(ABOUT THIS EXERCISE): Each line from the one holding "Transcribe this image's" to the end of the listing below must be given again exactly as it appears.

━━━ DATA FOR THE TASK

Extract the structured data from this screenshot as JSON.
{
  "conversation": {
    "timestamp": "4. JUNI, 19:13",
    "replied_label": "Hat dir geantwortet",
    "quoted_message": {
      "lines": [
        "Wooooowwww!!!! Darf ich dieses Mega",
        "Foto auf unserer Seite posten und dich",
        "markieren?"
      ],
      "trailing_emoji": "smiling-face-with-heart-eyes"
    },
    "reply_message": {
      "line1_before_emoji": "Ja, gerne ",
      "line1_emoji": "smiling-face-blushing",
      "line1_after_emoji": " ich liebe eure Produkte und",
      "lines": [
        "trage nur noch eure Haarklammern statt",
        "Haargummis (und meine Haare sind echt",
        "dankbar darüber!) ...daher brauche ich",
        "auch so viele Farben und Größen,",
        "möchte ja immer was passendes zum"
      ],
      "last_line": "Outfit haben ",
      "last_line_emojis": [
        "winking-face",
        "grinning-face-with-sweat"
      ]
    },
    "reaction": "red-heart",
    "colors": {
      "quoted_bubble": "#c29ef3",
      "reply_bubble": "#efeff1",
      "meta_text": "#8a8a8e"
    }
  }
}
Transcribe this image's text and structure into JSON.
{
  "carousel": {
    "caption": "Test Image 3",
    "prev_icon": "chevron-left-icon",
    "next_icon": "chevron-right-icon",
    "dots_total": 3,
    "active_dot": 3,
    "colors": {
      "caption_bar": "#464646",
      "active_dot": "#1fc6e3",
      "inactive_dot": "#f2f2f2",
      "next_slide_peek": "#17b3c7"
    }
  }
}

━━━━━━

(SOLUTION FOR THIS TASK):
Transcribe this image's text and structure into JSON.
{
  "carousel": {
    "caption": "Test Image 3",
    "prev_icon": "chevron-left-icon",
    "next_icon": "chevron-right-icon",
    "dots_total": 3,
    "active_dot": 3,
    "colors": {
      "caption_bar": "#464646",
      "active_dot": "#1fc6e3",
      "inactive_dot": "#f2f2f2",
      "next_slide_peek": "#17b3c7"
    }
  }
}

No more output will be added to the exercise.